What Is a Slot?


A slot is an opening in a machine or container that can be used to insert something, such as coins. It can also refer to a position in a group or series of things. For example, you can book a time slot for an activity. Alternatively, the term can be used to describe an area in the body where a certain part of the anatomy is located. The body has a number of different slots, each with their own functions. For instance, the head has a slot for the brain, and the rib cage has a slot for the heart.

Online slot games are designed to be visually appealing, with various themes and graphics to appeal to players. They can also have creative bonus events. These can be triggered randomly or through a specific trigger event, such as a scatter symbol landing on the reels. These bonus events can help players win big payouts. They are usually aligned with the overall theme of the slot game.

Most casino floors are alight with towering slot machines with flashing video screens and quirky themes, but experts warn that you could be wasting your money on these eye-catching contraptions. The best way to play the slots is to bank your wins rather than betting everything you have on each spin, especially if you are using credit cards. The high interest rates on these types of cards can quickly eat into any winnings you might have accumulated.

The Slot receiver is one of the most important cogs in the offensive blocking wheel, but he typically has a more difficult task than outside wide receivers. Because he lines up close to the middle of the field, the Slot receiver must be skilled at blocking nickelbacks and outside linebackers, as well as safeties. He also needs to run precise routes on running plays.

Paylines in slot machines can be simple and straight or complex and zig-zag across the reels. The pay table of a particular machine will list the amount of credits a player can earn if a certain combination of symbols appears on the payline. These pay tables are sometimes listed on the face of the machine, but they can also be found in the help or information menus of video slots.

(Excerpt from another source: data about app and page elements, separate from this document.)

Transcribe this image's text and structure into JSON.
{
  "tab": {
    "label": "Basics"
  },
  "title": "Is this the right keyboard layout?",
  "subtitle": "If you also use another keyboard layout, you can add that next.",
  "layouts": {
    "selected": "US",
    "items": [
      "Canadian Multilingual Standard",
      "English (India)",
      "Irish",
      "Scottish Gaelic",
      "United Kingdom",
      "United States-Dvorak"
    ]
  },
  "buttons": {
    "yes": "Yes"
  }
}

In addition to paylines, many slots feature a multiplier, wild, and bonus features that increase the chances of winning. These features can be found on both old and new slot machines, and they are a great way to add some excitement to your gaming experience. However, before you start playing any slot machine, be sure to read the pay table and understand how each feature works. Then, you can choose the machine that is right for you and your budget.